EXERCISE OBJECTIVE :: Check every line of the data below for the word "planning". Copy the ones that have it.

DATA IN THIS EXERCISE ::
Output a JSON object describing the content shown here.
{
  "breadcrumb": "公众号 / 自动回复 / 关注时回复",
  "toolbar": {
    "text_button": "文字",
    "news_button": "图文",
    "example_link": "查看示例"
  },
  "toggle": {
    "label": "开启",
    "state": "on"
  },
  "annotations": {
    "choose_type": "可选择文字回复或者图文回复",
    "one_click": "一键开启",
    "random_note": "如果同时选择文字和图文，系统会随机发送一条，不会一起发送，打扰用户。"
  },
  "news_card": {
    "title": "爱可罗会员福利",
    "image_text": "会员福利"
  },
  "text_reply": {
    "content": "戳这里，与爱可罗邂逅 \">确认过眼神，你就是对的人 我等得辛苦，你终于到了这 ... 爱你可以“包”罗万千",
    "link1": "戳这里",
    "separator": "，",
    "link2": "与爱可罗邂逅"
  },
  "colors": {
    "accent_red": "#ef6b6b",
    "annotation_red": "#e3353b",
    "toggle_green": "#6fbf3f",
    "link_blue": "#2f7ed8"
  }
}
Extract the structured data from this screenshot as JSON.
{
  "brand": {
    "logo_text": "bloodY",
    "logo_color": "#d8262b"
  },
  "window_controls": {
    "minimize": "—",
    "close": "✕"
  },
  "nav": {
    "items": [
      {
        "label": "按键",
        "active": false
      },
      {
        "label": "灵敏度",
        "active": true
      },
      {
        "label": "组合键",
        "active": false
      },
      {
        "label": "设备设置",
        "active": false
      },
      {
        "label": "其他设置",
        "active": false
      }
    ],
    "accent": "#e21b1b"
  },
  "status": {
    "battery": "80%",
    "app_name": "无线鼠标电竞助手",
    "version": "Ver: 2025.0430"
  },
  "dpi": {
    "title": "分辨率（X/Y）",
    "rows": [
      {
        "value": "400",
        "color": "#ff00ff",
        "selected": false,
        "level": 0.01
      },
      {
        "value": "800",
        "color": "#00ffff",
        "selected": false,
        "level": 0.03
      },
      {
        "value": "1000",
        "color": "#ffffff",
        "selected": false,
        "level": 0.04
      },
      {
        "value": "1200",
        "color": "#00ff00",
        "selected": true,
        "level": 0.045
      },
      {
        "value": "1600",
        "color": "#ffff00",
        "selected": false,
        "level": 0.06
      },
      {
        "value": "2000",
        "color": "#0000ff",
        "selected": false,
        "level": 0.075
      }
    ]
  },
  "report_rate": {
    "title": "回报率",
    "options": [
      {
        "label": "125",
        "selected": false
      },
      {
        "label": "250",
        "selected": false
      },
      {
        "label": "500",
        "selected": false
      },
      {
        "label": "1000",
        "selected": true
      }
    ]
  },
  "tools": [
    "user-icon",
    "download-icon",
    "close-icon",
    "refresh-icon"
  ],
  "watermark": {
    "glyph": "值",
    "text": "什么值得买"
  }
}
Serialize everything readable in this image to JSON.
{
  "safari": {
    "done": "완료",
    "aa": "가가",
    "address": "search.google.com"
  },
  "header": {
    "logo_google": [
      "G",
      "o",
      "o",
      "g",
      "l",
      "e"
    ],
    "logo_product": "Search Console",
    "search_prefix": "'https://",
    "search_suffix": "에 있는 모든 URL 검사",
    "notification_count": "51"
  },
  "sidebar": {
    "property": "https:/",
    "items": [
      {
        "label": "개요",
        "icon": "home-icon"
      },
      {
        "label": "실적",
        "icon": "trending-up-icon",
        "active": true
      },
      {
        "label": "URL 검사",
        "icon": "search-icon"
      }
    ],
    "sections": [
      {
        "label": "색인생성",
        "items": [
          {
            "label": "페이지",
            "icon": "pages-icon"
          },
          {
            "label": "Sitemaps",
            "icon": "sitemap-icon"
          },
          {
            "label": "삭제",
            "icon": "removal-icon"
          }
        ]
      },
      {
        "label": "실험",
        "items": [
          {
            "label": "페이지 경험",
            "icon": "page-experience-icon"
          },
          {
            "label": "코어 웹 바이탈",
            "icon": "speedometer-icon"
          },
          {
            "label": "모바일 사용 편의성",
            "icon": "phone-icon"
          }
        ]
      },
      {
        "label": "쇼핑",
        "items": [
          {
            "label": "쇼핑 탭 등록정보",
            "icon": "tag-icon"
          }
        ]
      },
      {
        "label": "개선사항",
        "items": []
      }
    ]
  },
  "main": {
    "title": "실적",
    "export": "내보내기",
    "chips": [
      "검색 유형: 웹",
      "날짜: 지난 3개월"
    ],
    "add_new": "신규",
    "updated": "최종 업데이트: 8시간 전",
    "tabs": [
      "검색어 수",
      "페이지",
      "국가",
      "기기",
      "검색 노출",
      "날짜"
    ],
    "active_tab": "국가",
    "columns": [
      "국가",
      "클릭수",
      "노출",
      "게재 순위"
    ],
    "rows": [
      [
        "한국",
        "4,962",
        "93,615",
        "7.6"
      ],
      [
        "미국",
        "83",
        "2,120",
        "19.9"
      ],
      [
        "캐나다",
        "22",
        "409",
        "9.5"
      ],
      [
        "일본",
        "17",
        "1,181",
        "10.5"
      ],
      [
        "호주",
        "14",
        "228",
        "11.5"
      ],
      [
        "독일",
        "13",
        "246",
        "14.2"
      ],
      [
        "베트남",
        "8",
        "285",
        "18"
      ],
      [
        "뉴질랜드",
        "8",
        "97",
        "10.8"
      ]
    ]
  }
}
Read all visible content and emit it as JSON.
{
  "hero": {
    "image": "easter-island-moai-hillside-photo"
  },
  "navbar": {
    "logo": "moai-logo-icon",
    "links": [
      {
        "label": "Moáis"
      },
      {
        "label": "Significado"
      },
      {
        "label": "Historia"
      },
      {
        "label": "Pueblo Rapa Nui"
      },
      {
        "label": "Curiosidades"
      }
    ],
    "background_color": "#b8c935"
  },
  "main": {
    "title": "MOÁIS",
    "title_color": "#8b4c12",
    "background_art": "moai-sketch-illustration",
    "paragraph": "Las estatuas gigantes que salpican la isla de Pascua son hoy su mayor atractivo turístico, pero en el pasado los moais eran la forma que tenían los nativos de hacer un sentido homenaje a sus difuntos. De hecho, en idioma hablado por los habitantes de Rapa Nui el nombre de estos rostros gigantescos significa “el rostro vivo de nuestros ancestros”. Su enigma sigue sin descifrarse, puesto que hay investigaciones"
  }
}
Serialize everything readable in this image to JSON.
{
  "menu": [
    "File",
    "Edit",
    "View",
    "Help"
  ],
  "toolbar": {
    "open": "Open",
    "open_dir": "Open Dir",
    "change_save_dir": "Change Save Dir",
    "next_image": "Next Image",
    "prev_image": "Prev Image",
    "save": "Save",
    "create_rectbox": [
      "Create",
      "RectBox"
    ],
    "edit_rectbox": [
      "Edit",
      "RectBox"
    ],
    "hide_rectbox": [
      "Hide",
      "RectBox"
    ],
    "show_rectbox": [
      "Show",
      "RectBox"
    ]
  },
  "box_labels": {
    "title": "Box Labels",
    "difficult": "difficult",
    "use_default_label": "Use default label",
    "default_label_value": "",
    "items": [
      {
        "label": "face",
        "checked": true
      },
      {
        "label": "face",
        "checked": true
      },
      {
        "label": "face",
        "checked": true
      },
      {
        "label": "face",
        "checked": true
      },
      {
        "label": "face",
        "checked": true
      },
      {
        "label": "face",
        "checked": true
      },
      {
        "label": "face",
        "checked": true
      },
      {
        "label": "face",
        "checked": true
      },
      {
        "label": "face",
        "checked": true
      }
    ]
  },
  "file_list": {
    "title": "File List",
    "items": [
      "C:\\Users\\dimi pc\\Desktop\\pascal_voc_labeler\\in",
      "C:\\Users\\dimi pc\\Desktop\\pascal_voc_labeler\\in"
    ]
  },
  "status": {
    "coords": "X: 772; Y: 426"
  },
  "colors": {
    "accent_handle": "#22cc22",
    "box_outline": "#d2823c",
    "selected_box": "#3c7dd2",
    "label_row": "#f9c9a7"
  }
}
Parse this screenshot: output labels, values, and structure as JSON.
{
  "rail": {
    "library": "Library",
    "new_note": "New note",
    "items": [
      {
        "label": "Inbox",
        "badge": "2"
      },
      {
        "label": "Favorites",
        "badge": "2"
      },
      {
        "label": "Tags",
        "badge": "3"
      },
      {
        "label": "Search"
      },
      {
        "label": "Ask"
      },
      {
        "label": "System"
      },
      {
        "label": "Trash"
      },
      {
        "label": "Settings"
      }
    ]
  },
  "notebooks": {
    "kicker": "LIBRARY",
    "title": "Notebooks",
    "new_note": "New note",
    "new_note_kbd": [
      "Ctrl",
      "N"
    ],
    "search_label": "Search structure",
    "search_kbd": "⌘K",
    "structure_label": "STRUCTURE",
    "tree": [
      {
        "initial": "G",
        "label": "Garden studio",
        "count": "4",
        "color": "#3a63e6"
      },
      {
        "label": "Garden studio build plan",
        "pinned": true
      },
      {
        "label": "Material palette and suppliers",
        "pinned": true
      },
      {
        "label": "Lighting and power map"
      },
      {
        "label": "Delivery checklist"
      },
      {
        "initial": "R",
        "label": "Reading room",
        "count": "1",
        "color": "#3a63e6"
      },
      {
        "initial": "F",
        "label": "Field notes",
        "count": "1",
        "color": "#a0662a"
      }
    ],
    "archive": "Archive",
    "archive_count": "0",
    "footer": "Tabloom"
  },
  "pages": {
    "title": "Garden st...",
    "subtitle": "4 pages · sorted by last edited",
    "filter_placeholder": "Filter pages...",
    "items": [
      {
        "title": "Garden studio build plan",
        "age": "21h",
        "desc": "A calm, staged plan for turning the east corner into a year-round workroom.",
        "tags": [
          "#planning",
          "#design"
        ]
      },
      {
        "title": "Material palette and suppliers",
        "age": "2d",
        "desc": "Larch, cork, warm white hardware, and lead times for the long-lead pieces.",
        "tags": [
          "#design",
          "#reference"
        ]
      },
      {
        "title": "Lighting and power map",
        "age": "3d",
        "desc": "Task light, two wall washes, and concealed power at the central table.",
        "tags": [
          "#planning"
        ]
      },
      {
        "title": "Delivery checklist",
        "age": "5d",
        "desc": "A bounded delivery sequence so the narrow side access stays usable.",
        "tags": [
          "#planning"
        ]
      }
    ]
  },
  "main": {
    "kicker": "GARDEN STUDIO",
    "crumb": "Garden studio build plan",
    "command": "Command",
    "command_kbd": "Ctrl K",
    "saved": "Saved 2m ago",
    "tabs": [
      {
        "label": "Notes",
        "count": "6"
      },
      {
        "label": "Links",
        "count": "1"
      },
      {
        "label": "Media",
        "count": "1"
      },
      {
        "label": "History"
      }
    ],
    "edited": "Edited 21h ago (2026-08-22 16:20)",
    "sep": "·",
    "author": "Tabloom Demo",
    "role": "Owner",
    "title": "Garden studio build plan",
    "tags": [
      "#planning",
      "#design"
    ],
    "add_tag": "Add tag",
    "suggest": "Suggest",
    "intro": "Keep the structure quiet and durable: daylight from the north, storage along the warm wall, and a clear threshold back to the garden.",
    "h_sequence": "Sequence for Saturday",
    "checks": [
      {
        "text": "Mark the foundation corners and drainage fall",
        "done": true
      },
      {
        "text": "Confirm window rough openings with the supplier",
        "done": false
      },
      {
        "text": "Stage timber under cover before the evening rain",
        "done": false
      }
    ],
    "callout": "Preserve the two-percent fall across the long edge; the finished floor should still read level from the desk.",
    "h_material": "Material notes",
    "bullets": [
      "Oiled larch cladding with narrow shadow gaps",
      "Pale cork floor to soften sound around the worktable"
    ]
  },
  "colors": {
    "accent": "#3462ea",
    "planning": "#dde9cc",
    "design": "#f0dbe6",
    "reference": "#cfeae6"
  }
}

SOLUTION FOR THIS TASK ::
          "#planning",
          "#planning"
          "#planning"
      "#planning",
    "planning": "#dde9cc",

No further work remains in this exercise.